in 33rd Jerusalem Film Festival

by Pierre-Simon Gutman

One of the Israeli films presented in the 33rd edition of the Jerusalem Film Festival, We Had a Forest, deals with a very painful and actual subject: the death, by heat, of children left in the car by a parent. This is a highly sensitive topic, apparently very much in the mind of the audience: multiple deaths of this kind have happened in Israel, the U.S. and Spain. We had a Forest by writer director Guy Raz serves as a reminder that this can actually happen to everyone, even a good and devoted father like the protagonist of the picture, who is stressed out by work. Yet, despite the obvious pedagogic objective of the film, what is left is something else – a proof of a strangely omnipresent theme at this year Jerusalem Film Festival. The little game of finding a coherent narrative for a whole selection may seem a bit sterile, but this year, especially in the first features section, the family, in all its forms and meanings, was everywhere. We had a Forest was never stronger than when it was simply filming this family, in its happy moments and later in its attempts to rebuild itself.

That theme was apparent in almost every image: a couple willing to do anything to look like a family in Mehmet Can Mertoglu’s Album; another torn apart by separation in the Czech Family Film (Rodinni Film) by Olmo Omerzu. Other families were ruptured by imprisonment, as in Magnus von Horn’s The Here After (Efterskalv), by grief, as in One Week and a Day, winner of the best film award in the Israeli competition, or simply by time and distance, as in Dorit Hakim’s Moon in the 12th House. The pattern was almost repetitive – something breaks the center of a family, and the rebuilding forms the main narrative, with all the questions flowing from it. What is a family, what makes it a unit or what splits it apart? What is the nature of a family, its essence, can it be repaired, can it be artificially created, is it for real or just a construction of the mind? Is it about blood or does it go beyond that, with groups linked by a common passion that in turn create another, nuclear, but maybe very real new kind of family? Family Film took this notion quite literally, by showing an actual family that keeps reinventing and redefining itself, exhausting every possibility. Instead of telling one story, this film is composed of micro narratives.

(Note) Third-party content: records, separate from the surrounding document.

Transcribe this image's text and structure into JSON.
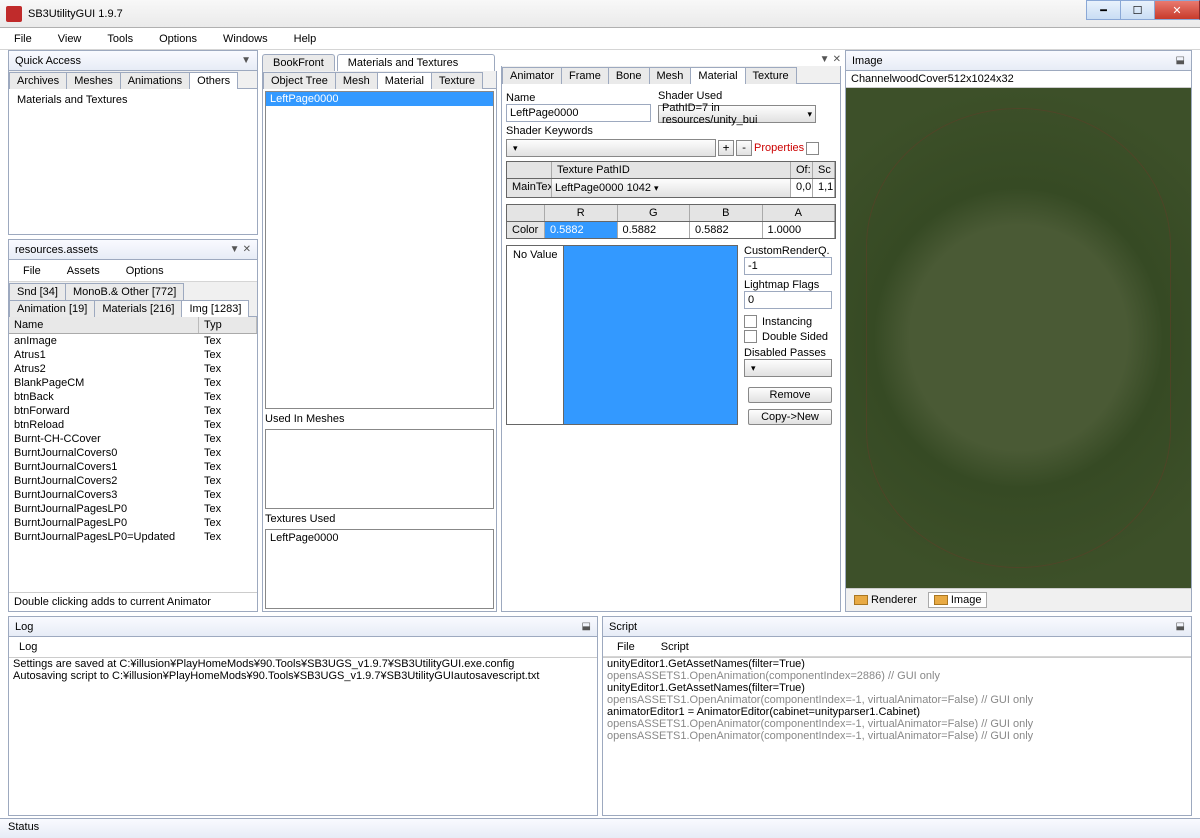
{
  "title": "SB3UtilityGUI 1.9.7",
  "menu": {
    "file": "File",
    "view": "View",
    "tools": "Tools",
    "options": "Options",
    "windows": "Windows",
    "help": "Help"
  },
  "quickaccess": {
    "title": "Quick Access",
    "tabs": {
      "archives": "Archives",
      "meshes": "Meshes",
      "animations": "Animations",
      "others": "Others"
    },
    "content": "Materials and Textures"
  },
  "resources": {
    "title": "resources.assets",
    "menu": {
      "file": "File",
      "assets": "Assets",
      "options": "Options"
    },
    "tabs": {
      "snd": "Snd [34]",
      "monob": "MonoB.& Other [772]",
      "anim": "Animation [19]",
      "mat": "Materials [216]",
      "img": "Img [1283]"
    },
    "cols": {
      "name": "Name",
      "type": "Typ"
    },
    "rows": [
      {
        "n": "anImage",
        "t": "Tex"
      },
      {
        "n": "Atrus1",
        "t": "Tex"
      },
      {
        "n": "Atrus2",
        "t": "Tex"
      },
      {
        "n": "BlankPageCM",
        "t": "Tex"
      },
      {
        "n": "btnBack",
        "t": "Tex"
      },
      {
        "n": "btnForward",
        "t": "Tex"
      },
      {
        "n": "btnReload",
        "t": "Tex"
      },
      {
        "n": "Burnt-CH-CCover",
        "t": "Tex"
      },
      {
        "n": "BurntJournalCovers0",
        "t": "Tex"
      },
      {
        "n": "BurntJournalCovers1",
        "t": "Tex"
      },
      {
        "n": "BurntJournalCovers2",
        "t": "Tex"
      },
      {
        "n": "BurntJournalCovers3",
        "t": "Tex"
      },
      {
        "n": "BurntJournalPagesLP0",
        "t": "Tex"
      },
      {
        "n": "BurntJournalPagesLP0",
        "t": "Tex"
      },
      {
        "n": "BurntJournalPagesLP0=Updated",
        "t": "Tex"
      }
    ],
    "hint": "Double clicking adds to current Animator"
  },
  "center": {
    "toptabs": {
      "book": "BookFront",
      "mat": "Materials and Textures"
    },
    "innertabs": {
      "obj": "Object Tree",
      "mesh": "Mesh",
      "mat": "Material",
      "tex": "Texture"
    },
    "listitem": "LeftPage0000",
    "usedIn": "Used In Meshes",
    "texUsed": "Textures Used",
    "texUsedItem": "LeftPage0000"
  },
  "matpanel": {
    "tabs": {
      "anim": "Animator",
      "frame": "Frame",
      "bone": "Bone",
      "mesh": "Mesh",
      "mat": "Material",
      "tex": "Texture"
    },
    "name_lbl": "Name",
    "name_val": "LeftPage0000",
    "shader_lbl": "Shader Used",
    "shader_val": "PathID=7 in resources/unity_bui",
    "keywords_lbl": "Shader Keywords",
    "props": "Properties",
    "texpath": "Texture PathID",
    "of": "Of:",
    "sc": "Sc",
    "maintex": "MainTex",
    "maintex_val": "LeftPage0000 1042",
    "of_val": "0,0",
    "sc_val": "1,1",
    "r": "R",
    "g": "G",
    "b": "B",
    "a": "A",
    "color": "Color",
    "rv": "0.5882",
    "gv": "0.5882",
    "bv": "0.5882",
    "av": "1.0000",
    "novalue": "No Value",
    "crq": "CustomRenderQ.",
    "crq_val": "-1",
    "lmf": "Lightmap Flags",
    "lmf_val": "0",
    "inst": "Instancing",
    "ds": "Double Sided",
    "dp": "Disabled Passes",
    "remove": "Remove",
    "copynew": "Copy->New"
  },
  "image": {
    "title": "Image",
    "name": "ChannelwoodCover",
    "dim": "512x1024x32",
    "renderer": "Renderer",
    "img": "Image"
  },
  "log": {
    "title": "Log",
    "tab": "Log",
    "lines": [
      "Settings are saved at C:¥illusion¥PlayHomeMods¥90.Tools¥SB3UGS_v1.9.7¥SB3UtilityGUI.exe.config",
      "Autosaving script to C:¥illusion¥PlayHomeMods¥90.Tools¥SB3UGS_v1.9.7¥SB3UtilityGUIautosavescript.txt"
    ]
  },
  "script": {
    "title": "Script",
    "menu": {
      "file": "File",
      "script": "Script"
    },
    "lines": [
      {
        "t": "unityEditor1.GetAssetNames(filter=True)",
        "g": false
      },
      {
        "t": "opensASSETS1.OpenAnimation(componentIndex=2886) // GUI only",
        "g": true
      },
      {
        "t": "unityEditor1.GetAssetNames(filter=True)",
        "g": false
      },
      {
        "t": "opensASSETS1.OpenAnimator(componentIndex=-1, virtualAnimator=False) // GUI only",
        "g": true
      },
      {
        "t": "animatorEditor1 = AnimatorEditor(cabinet=unityparser1.Cabinet)",
        "g": false
      },
      {
        "t": "opensASSETS1.OpenAnimator(componentIndex=-1, virtualAnimator=False) // GUI only",
        "g": true
      },
      {
        "t": "opensASSETS1.OpenAnimator(componentIndex=-1, virtualAnimator=False) // GUI only",
        "g": true
      }
    ]
  },
  "status": "Status"
}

The obvious element that, for narrative and emotional reasons, cannot be escaped, is loss. We Had a Forest disappoints a little, probably because it doesn’t focus on something that occupied pretty much all the other films in the selection: what happens after the grief and the death? How do you become a unified group again? It is an old theme, for sure, that has haunted classics by such directors as Nanni Moretti and Nicholas Roeg. But this year in Jerusalem a kind of new twist was added to the familiar pattern. The movies weren’t obsessed as much by death but by the restructuring of the family. Strangely enough, a unique question rose from almost all the films presented: what make the family a reality, a lie, or a true bond stronger than life? The answers were sometimes sarcastic, sometimes moving, and they forced us to face our lives, our situation, and to confront our own visions of the issue.

Edited by Yael Shuv